Moqtada al-Sadr urges Assad to quit
Shia Iraqi cleric condemns killing of 87 people in the suspected chemical attack in a rebel-held Syrian town
Sadr meeting with advisers in Baghdad’s green zone in 2016 (AFP)
raqi cleric Moqtada al-Sadr on Saturday called on Syrian President Bashar al-Assad to step down, also calling on Washington and Moscow to stop intervening in the conflict.
The Najaf-based cleric condemned the killing of 87 people, including 31 children, in a suspected chemical attack last week in a rebel-held Syrian town that has been widely blamed on Damascus.
“I would consider it fair for President Bashar al-Assad to resign and leave power, allowing the dear people of Syria to avoid the scourge of war and terrorist oppression,” he said in a statement.
The United States fired a barrage of 59 cruise missiles at Shayrat airbase in Syria early on Friday to push Damascus, despite its denials of responsibility.

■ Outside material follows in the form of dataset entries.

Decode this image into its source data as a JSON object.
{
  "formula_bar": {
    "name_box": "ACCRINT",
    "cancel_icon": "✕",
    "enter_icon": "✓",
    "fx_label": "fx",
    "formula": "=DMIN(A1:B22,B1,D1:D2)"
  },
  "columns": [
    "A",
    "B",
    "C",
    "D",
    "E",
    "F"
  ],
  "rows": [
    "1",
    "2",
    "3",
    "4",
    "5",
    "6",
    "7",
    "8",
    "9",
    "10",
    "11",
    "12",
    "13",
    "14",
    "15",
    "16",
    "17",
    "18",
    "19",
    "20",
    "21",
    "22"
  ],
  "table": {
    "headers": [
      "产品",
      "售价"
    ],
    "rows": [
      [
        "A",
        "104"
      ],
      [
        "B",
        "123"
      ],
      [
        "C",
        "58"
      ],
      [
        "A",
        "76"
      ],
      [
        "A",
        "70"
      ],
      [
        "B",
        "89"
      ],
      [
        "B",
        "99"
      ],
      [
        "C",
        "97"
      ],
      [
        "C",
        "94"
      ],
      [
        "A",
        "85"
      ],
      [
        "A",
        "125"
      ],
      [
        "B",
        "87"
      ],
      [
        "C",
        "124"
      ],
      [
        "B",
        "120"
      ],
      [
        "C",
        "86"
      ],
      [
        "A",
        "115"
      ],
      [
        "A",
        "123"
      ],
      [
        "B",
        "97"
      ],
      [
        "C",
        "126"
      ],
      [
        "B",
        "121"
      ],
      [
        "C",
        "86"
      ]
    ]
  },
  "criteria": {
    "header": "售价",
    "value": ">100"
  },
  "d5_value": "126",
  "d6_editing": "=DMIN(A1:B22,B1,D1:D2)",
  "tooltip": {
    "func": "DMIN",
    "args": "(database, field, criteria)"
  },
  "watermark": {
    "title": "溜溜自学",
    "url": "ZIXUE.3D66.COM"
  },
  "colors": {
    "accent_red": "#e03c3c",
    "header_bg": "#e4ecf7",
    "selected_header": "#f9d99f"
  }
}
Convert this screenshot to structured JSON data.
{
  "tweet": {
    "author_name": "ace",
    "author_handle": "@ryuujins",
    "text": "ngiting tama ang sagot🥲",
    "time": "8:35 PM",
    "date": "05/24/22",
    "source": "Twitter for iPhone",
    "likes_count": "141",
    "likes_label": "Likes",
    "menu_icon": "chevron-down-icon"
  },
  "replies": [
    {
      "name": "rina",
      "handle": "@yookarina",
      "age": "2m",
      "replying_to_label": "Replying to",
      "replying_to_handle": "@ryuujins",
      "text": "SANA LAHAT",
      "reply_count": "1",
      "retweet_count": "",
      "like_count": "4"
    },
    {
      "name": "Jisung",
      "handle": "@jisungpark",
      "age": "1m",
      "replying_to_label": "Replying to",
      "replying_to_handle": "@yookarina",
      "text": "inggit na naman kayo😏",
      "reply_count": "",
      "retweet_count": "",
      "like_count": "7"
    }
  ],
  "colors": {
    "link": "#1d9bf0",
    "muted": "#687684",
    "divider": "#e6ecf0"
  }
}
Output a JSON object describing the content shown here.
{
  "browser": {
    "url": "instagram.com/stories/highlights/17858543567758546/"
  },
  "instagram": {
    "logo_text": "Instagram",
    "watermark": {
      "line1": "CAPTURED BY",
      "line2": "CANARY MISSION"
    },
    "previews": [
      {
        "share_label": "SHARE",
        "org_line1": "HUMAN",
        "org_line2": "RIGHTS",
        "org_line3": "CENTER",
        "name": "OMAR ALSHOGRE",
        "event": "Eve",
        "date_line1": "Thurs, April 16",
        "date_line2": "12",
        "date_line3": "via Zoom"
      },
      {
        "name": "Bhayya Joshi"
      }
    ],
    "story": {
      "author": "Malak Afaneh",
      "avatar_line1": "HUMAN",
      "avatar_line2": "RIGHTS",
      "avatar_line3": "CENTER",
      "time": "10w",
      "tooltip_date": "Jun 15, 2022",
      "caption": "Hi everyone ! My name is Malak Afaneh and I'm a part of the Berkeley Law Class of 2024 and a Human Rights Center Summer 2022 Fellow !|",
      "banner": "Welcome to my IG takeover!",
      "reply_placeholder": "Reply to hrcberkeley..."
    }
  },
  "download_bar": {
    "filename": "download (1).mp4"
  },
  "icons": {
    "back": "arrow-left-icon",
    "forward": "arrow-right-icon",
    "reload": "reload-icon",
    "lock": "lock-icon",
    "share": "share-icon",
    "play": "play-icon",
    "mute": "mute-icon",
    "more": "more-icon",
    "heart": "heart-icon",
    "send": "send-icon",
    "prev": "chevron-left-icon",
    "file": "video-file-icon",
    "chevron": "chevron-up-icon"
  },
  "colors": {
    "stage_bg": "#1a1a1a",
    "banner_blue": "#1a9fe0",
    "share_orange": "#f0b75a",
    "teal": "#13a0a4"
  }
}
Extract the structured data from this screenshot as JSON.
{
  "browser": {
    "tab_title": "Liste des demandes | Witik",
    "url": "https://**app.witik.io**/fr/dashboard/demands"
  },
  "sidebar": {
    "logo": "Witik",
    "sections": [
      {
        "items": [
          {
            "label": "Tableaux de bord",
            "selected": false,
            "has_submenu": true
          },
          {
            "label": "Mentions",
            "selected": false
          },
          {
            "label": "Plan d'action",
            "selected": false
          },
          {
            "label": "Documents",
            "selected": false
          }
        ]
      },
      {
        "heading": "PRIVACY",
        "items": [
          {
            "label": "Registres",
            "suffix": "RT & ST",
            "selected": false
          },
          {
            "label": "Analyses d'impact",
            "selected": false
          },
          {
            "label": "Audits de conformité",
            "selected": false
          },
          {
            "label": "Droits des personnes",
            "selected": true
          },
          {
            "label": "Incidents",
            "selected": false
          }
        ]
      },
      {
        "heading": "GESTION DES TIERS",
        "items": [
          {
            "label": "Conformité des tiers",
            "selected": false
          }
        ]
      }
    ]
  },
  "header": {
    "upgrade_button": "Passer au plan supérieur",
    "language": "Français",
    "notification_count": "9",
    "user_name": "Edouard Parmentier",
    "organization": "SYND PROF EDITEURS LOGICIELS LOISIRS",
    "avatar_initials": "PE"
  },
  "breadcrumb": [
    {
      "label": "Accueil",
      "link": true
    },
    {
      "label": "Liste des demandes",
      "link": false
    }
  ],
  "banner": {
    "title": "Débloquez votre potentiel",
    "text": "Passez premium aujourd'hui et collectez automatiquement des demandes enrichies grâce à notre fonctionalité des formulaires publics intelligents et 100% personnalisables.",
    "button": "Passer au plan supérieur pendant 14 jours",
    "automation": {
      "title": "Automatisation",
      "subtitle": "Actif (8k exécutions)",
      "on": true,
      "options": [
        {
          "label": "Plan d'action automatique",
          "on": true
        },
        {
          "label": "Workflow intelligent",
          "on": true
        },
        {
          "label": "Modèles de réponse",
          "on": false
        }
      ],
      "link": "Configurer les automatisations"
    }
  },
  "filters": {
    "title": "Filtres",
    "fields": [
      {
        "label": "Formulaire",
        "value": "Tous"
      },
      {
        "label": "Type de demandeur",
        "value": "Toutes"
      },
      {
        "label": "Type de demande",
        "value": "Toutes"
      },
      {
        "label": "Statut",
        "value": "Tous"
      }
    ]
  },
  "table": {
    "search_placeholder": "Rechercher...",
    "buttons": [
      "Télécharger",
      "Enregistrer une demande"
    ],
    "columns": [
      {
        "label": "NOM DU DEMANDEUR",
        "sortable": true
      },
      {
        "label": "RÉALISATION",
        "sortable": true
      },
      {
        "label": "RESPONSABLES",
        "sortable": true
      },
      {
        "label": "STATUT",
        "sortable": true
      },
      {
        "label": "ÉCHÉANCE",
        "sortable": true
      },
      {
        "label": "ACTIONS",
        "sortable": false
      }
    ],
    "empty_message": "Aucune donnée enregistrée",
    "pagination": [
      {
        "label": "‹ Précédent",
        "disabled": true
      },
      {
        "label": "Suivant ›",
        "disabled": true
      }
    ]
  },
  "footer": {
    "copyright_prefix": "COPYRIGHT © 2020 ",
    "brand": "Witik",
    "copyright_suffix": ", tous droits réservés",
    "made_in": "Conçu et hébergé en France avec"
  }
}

Sadr, who fronted a militia that fought the US occupation of Iraq, also condemned the American missile strike, urging all foreign parties involved in the Syria conflict to pull out.
“I call on all sides to withdraw their military assets from Syria so that the Syrian people take things into their own hands. They are the only ones with the right to decide their fate — the alternative will turn Syria to rubble,” he said.
Several Iraqi Shia militias, some of them directly supported by Iran, are helping Assad’s camp in the Syria conflict by sending fighting units across the border.
Sadr, however, is seen as a nationalist. His forces have focused on protecting the holy sites and his drive against corruption and nepotism has drawn support from beyond his traditional base.
During 2005 and 2006 Sadr’s self-styled Mahdi army was involved in the sectarian killings which engulfed Baghdad. Hundreds of Sunnis were murdered by militias loyal to various Shia leaders. Hundreds of Shias were murdered in return.
But last month Sadr told Middle East Eye that sectarian militias have no place in Iraq.
Speaking from his home in Najaf he told MEE that he favours urgent dialogue with Iraq’s Sunni politicians so as to prevent clashes sectarian clashes once the country no longer has a common enemy.
“I’m afraid that the defeat of Daesh [Islamic State] is only the start of a new phase. My proposal is inspired by fear of sectarian and ethnic conflict after Mosul’s liberation,” he said.
“I want to avoid this. I am very proud of Iraq’s diversity but my fear is that we may see a genocide of some ethnic or sectarian groups.”
The Iraqi government issued a statement in reaction to the events in Syria reflecting a difficult balancing act between its alliance with the United States and with Iran, a key backer of Assad.
The statement from Baghdad condemned the chemical attack, without naming Assad, calling instead for an international investigation to identify the perpetrator.
It also criticised “the hasty interventions” that followed the chemical attack, in an apparent reference to the US strikes.